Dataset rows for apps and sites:
• • • • • • •

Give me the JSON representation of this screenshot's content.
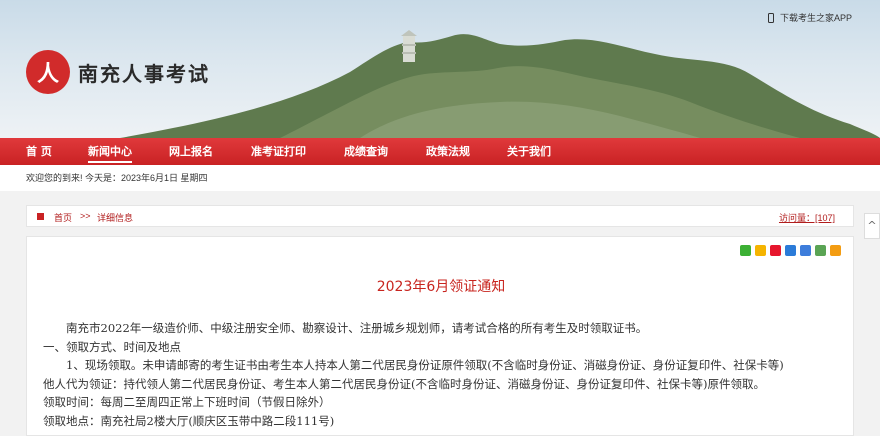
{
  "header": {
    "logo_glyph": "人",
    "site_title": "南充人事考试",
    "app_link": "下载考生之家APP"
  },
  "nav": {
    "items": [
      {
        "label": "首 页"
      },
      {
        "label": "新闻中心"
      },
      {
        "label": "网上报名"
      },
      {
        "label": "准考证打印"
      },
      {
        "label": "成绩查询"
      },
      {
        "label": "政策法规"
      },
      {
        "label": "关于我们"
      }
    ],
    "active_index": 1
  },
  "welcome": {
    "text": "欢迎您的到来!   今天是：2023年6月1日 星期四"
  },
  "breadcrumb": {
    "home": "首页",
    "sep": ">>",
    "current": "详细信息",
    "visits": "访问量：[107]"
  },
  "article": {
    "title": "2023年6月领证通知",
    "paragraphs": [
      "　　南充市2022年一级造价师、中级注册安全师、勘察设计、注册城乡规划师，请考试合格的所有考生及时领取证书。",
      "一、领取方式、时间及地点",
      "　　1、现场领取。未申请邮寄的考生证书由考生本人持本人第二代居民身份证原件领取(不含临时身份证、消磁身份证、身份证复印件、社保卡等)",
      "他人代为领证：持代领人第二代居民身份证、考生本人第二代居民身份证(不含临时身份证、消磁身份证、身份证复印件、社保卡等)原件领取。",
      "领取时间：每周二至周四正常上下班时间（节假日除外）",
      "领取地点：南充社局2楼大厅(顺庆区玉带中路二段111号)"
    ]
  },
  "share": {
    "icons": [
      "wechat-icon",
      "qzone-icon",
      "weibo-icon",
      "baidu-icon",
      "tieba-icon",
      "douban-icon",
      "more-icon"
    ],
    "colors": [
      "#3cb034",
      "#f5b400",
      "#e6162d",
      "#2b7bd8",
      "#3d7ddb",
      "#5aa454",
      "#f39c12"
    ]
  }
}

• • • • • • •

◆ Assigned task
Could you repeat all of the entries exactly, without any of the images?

◆ Solution for this exercise
Give me the JSON representation of this screenshot's content.
{
  "header": {
    "logo_glyph": "人",
    "site_title": "南充人事考试",
    "app_link": "下载考生之家APP"
  },
  "nav": {
    "items": [
      {
        "label": "首 页"
      },
      {
        "label": "新闻中心"
      },
      {
        "label": "网上报名"
      },
      {
        "label": "准考证打印"
      },
      {
        "label": "成绩查询"
      },
      {
        "label": "政策法规"
      },
      {
        "label": "关于我们"
      }
    ],
    "active_index": 1
  },
  "welcome": {
    "text": "欢迎您的到来!   今天是：2023年6月1日 星期四"
  },
  "breadcrumb": {
    "home": "首页",
    "sep": ">>",
    "current": "详细信息",
    "visits": "访问量：[107]"
  },
  "article": {
    "title": "2023年6月领证通知",
    "paragraphs": [
      "　　南充市2022年一级造价师、中级注册安全师、勘察设计、注册城乡规划师，请考试合格的所有考生及时领取证书。",
      "一、领取方式、时间及地点",
      "　　1、现场领取。未申请邮寄的考生证书由考生本人持本人第二代居民身份证原件领取(不含临时身份证、消磁身份证、身份证复印件、社保卡等)",
      "他人代为领证：持代领人第二代居民身份证、考生本人第二代居民身份证(不含临时身份证、消磁身份证、身份证复印件、社保卡等)原件领取。",
      "领取时间：每周二至周四正常上下班时间（节假日除外）",
      "领取地点：南充社局2楼大厅(顺庆区玉带中路二段111号)"
    ]
  },
  "share": {
    "icons": [
      "wechat-icon",
      "qzone-icon",
      "weibo-icon",
      "baidu-icon",
      "tieba-icon",
      "douban-icon",
      "more-icon"
    ],
    "colors": [
      "#3cb034",
      "#f5b400",
      "#e6162d",
      "#2b7bd8",
      "#3d7ddb",
      "#5aa454",
      "#f39c12"
    ]
  }
}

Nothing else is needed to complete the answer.